Speaking of crooks, Thomas Mee, who, we are told by the Echo, is “a well-known local businessman” (what a euphemism!), has been imprisoned for his role in the burglary of the homes of high profile sports and show business stars. This “well-known local businessman” has already done time for, amongst other things, firearms offences. This same man “worked” with disgraced developer Elliot Lawless on the murky deal done with Liverpool Council back in 2016, on the Percy Street project.

In fact, it does not take much digging to make official connections of Mr Mee to other “well-known businessmen” hereabouts, such figures as Samuel Beilin (Liverpool), Billy Kearns (Knowsley) and Terry Reilly (Sefton). It is of no surprise to those who seek to ferret out the truth of civic probity, that there are tight circles of such “business” personalities repeatedly flagged up for their involvement in controversial proposals.

The interest of many concerned citizens is in discovering whether or not fair and equitable deals are being negotiated by authorities on their behalf. Looking at the history of one such project – Fox Street – it is impossible to say, despite a special council committee having been set up to examine the sorry affair. That committee’s final report has just come into the public domain, after the council sat on it for a year. There are worthy recommendations about how the council ought to proceed in future, but most of them ought to be current good practice in any decent council. However, we are yet to discover who – if anyone – is to be held responsible for creating the problems at Fox Street; and this is just one of the dodgy deals and developments.
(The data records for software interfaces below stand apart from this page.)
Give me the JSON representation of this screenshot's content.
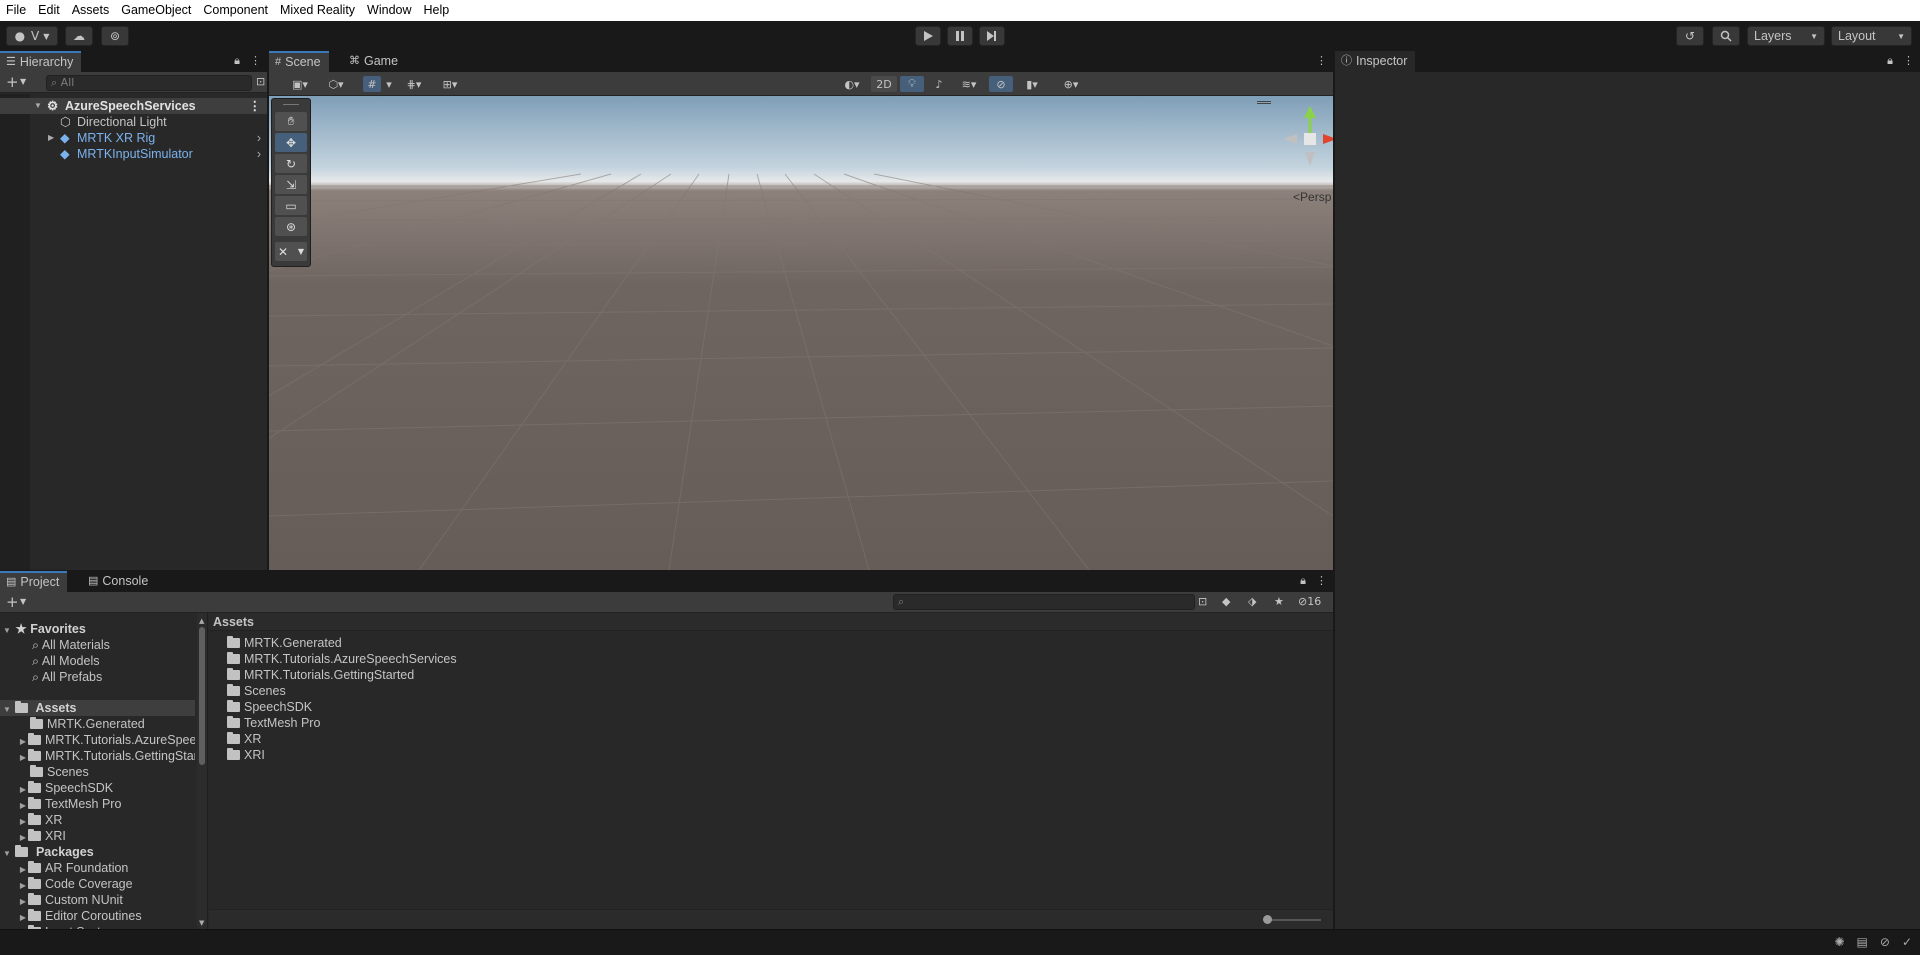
{
  "menu": [
    "File",
    "Edit",
    "Assets",
    "GameObject",
    "Component",
    "Mixed Reality",
    "Window",
    "Help"
  ],
  "toolbar": {
    "account_label": "V",
    "layers_label": "Layers",
    "layout_label": "Layout"
  },
  "hierarchy": {
    "tab": "Hierarchy",
    "search_placeholder": "All",
    "scene": "AzureSpeechServices",
    "items": [
      {
        "label": "Directional Light",
        "type": "object"
      },
      {
        "label": "MRTK XR Rig",
        "type": "prefab"
      },
      {
        "label": "MRTKInputSimulator",
        "type": "prefab"
      }
    ]
  },
  "scene_view": {
    "tabs": [
      "Scene",
      "Game"
    ],
    "mode_2d": "2D",
    "projection": "Persp"
  },
  "inspector": {
    "tab": "Inspector"
  },
  "project": {
    "tabs": [
      "Project",
      "Console"
    ],
    "hidden_count": "16",
    "breadcrumb": "Assets",
    "favorites_title": "Favorites",
    "favorites": [
      "All Materials",
      "All Models",
      "All Prefabs"
    ],
    "assets_title": "Assets",
    "asset_tree": [
      {
        "label": "MRTK.Generated",
        "expandable": false
      },
      {
        "label": "MRTK.Tutorials.AzureSpeechServices",
        "expandable": true
      },
      {
        "label": "MRTK.Tutorials.GettingStarted",
        "expandable": true
      },
      {
        "label": "Scenes",
        "expandable": false
      },
      {
        "label": "SpeechSDK",
        "expandable": true
      },
      {
        "label": "TextMesh Pro",
        "expandable": true
      },
      {
        "label": "XR",
        "expandable": true
      },
      {
        "label": "XRI",
        "expandable": true
      }
    ],
    "packages_title": "Packages",
    "packages": [
      "AR Foundation",
      "Code Coverage",
      "Custom NUnit",
      "Editor Coroutines",
      "Input System"
    ],
    "asset_list": [
      "MRTK.Generated",
      "MRTK.Tutorials.AzureSpeechServices",
      "MRTK.Tutorials.GettingStarted",
      "Scenes",
      "SpeechSDK",
      "TextMesh Pro",
      "XR",
      "XRI"
    ]
  },
  "colors": {
    "accent": "#3a79bb",
    "prefab_text": "#7bb2ee",
    "panel_bg": "#282828",
    "toolbar_bg": "#191919"
  }
}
Meanwhile, other financial issues raise their heads over and above the usual headaches. Halton is being questioned over the extraordinary amount being spent by the borough council on behalf of staff crossing the Mersey between Widnes and Runcorn. We are told that Mayor Anderson is tearful at having to pull out of support for Liverpool to host a Special Olympics National Games in 2022. What a letdown that is, especially given the Section 106 monies which the council has failed to collect from developers.

Sadly, the malaise seems to be spreading. The Combined Authority has voted a £34 million loan to a failing Liverpool Airport, a private company where Mayor Anderson sits on the board. Of course, its owner is actually Peel, which in turn is owned by tax-dodging billionaire John Whittaker. A resident of the Isle of Man, Mr Whittaker has almost turned dipping into the public purse for private profit an art form. I wonder just how many small and medium companies on in the city-region might have benefitted from such largesse. Unfortunately, they will not have the clout in accessing public funds which Peel does.